*WHAT YOU WILL DO*
I would like every record reproduced exactly, with the pictures left out.

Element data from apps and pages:
- Opening Delimiter -
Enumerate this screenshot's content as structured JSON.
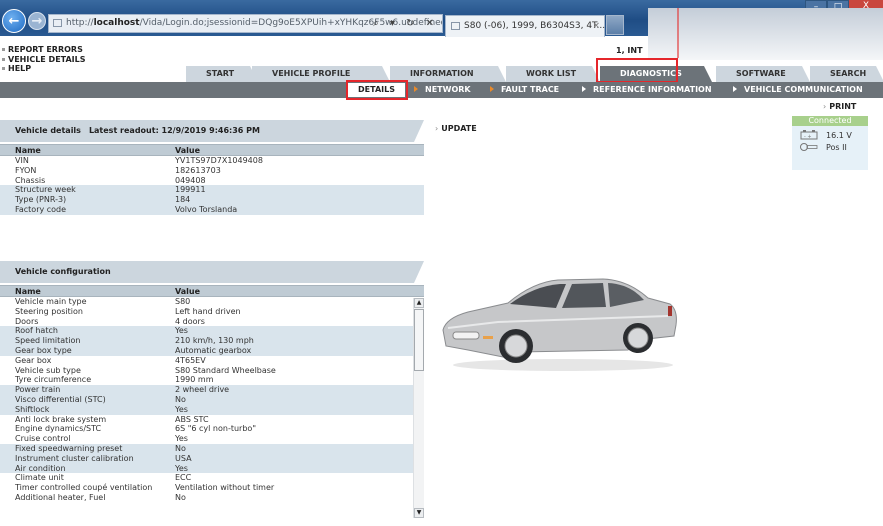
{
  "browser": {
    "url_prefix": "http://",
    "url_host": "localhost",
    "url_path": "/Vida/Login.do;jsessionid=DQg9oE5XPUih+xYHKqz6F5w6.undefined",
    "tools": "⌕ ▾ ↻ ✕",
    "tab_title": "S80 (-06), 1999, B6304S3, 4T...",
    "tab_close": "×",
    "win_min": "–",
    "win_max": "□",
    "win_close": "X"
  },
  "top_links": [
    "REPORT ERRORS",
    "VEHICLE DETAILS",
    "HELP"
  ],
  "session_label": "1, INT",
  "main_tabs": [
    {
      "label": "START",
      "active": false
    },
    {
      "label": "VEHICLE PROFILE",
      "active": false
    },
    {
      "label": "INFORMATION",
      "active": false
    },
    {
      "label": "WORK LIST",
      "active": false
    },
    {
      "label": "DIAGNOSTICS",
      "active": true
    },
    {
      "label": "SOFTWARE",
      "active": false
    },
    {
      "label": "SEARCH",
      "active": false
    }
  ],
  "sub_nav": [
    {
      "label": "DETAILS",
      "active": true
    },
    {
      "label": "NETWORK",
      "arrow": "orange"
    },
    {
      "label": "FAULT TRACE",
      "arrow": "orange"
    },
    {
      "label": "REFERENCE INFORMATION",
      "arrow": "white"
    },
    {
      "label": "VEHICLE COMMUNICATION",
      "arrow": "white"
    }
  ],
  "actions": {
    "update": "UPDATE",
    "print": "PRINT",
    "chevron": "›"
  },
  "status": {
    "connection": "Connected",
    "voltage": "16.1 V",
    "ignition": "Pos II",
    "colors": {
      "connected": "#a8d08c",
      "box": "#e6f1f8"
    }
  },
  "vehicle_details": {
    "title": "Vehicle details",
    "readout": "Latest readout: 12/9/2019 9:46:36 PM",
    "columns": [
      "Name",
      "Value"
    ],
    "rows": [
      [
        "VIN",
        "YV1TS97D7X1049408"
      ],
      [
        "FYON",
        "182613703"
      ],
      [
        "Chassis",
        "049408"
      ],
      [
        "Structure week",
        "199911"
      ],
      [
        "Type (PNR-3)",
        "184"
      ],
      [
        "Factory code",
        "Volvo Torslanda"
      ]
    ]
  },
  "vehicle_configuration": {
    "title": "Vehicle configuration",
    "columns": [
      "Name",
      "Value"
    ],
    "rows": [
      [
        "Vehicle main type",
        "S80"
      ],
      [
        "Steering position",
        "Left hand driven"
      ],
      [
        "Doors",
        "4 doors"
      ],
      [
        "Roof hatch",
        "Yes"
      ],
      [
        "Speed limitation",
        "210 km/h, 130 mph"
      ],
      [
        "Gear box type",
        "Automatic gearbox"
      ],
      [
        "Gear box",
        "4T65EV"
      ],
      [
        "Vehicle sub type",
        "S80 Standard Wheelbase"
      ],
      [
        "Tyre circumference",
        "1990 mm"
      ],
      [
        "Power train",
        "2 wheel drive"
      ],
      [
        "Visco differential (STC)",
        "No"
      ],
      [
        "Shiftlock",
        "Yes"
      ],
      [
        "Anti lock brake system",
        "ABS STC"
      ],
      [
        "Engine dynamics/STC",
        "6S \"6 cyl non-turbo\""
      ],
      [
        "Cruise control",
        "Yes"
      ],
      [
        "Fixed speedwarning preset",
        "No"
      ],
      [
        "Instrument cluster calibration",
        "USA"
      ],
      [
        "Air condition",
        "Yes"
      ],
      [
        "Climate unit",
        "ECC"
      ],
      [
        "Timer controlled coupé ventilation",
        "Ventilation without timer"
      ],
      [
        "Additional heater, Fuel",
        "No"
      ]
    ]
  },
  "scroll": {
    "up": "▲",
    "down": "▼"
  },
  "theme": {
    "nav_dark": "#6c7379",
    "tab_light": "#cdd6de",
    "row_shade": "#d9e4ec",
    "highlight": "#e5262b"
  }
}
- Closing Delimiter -
*OUTPUT BELOW*
Enumerate this screenshot's content as structured JSON.
{
  "browser": {
    "url_prefix": "http://",
    "url_host": "localhost",
    "url_path": "/Vida/Login.do;jsessionid=DQg9oE5XPUih+xYHKqz6F5w6.undefined",
    "tools": "⌕ ▾ ↻ ✕",
    "tab_title": "S80 (-06), 1999, B6304S3, 4T...",
    "tab_close": "×",
    "win_min": "–",
    "win_max": "□",
    "win_close": "X"
  },
  "top_links": [
    "REPORT ERRORS",
    "VEHICLE DETAILS",
    "HELP"
  ],
  "session_label": "1, INT",
  "main_tabs": [
    {
      "label": "START",
      "active": false
    },
    {
      "label": "VEHICLE PROFILE",
      "active": false
    },
    {
      "label": "INFORMATION",
      "active": false
    },
    {
      "label": "WORK LIST",
      "active": false
    },
    {
      "label": "DIAGNOSTICS",
      "active": true
    },
    {
      "label": "SOFTWARE",
      "active": false
    },
    {
      "label": "SEARCH",
      "active": false
    }
  ],
  "sub_nav": [
    {
      "label": "DETAILS",
      "active": true
    },
    {
      "label": "NETWORK",
      "arrow": "orange"
    },
    {
      "label": "FAULT TRACE",
      "arrow": "orange"
    },
    {
      "label": "REFERENCE INFORMATION",
      "arrow": "white"
    },
    {
      "label": "VEHICLE COMMUNICATION",
      "arrow": "white"
    }
  ],
  "actions": {
    "update": "UPDATE",
    "print": "PRINT",
    "chevron": "›"
  },
  "status": {
    "connection": "Connected",
    "voltage": "16.1 V",
    "ignition": "Pos II",
    "colors": {
      "connected": "#a8d08c",
      "box": "#e6f1f8"
    }
  },
  "vehicle_details": {
    "title": "Vehicle details",
    "readout": "Latest readout: 12/9/2019 9:46:36 PM",
    "columns": [
      "Name",
      "Value"
    ],
    "rows": [
      [
        "VIN",
        "YV1TS97D7X1049408"
      ],
      [
        "FYON",
        "182613703"
      ],
      [
        "Chassis",
        "049408"
      ],
      [
        "Structure week",
        "199911"
      ],
      [
        "Type (PNR-3)",
        "184"
      ],
      [
        "Factory code",
        "Volvo Torslanda"
      ]
    ]
  },
  "vehicle_configuration": {
    "title": "Vehicle configuration",
    "columns": [
      "Name",
      "Value"
    ],
    "rows": [
      [
        "Vehicle main type",
        "S80"
      ],
      [
        "Steering position",
        "Left hand driven"
      ],
      [
        "Doors",
        "4 doors"
      ],
      [
        "Roof hatch",
        "Yes"
      ],
      [
        "Speed limitation",
        "210 km/h, 130 mph"
      ],
      [
        "Gear box type",
        "Automatic gearbox"
      ],
      [
        "Gear box",
        "4T65EV"
      ],
      [
        "Vehicle sub type",
        "S80 Standard Wheelbase"
      ],
      [
        "Tyre circumference",
        "1990 mm"
      ],
      [
        "Power train",
        "2 wheel drive"
      ],
      [
        "Visco differential (STC)",
        "No"
      ],
      [
        "Shiftlock",
        "Yes"
      ],
      [
        "Anti lock brake system",
        "ABS STC"
      ],
      [
        "Engine dynamics/STC",
        "6S \"6 cyl non-turbo\""
      ],
      [
        "Cruise control",
        "Yes"
      ],
      [
        "Fixed speedwarning preset",
        "No"
      ],
      [
        "Instrument cluster calibration",
        "USA"
      ],
      [
        "Air condition",
        "Yes"
      ],
      [
        "Climate unit",
        "ECC"
      ],
      [
        "Timer controlled coupé ventilation",
        "Ventilation without timer"
      ],
      [
        "Additional heater, Fuel",
        "No"
      ]
    ]
  },
  "scroll": {
    "up": "▲",
    "down": "▼"
  },
  "theme": {
    "nav_dark": "#6c7379",
    "tab_light": "#cdd6de",
    "row_shade": "#d9e4ec",
    "highlight": "#e5262b"
  }
}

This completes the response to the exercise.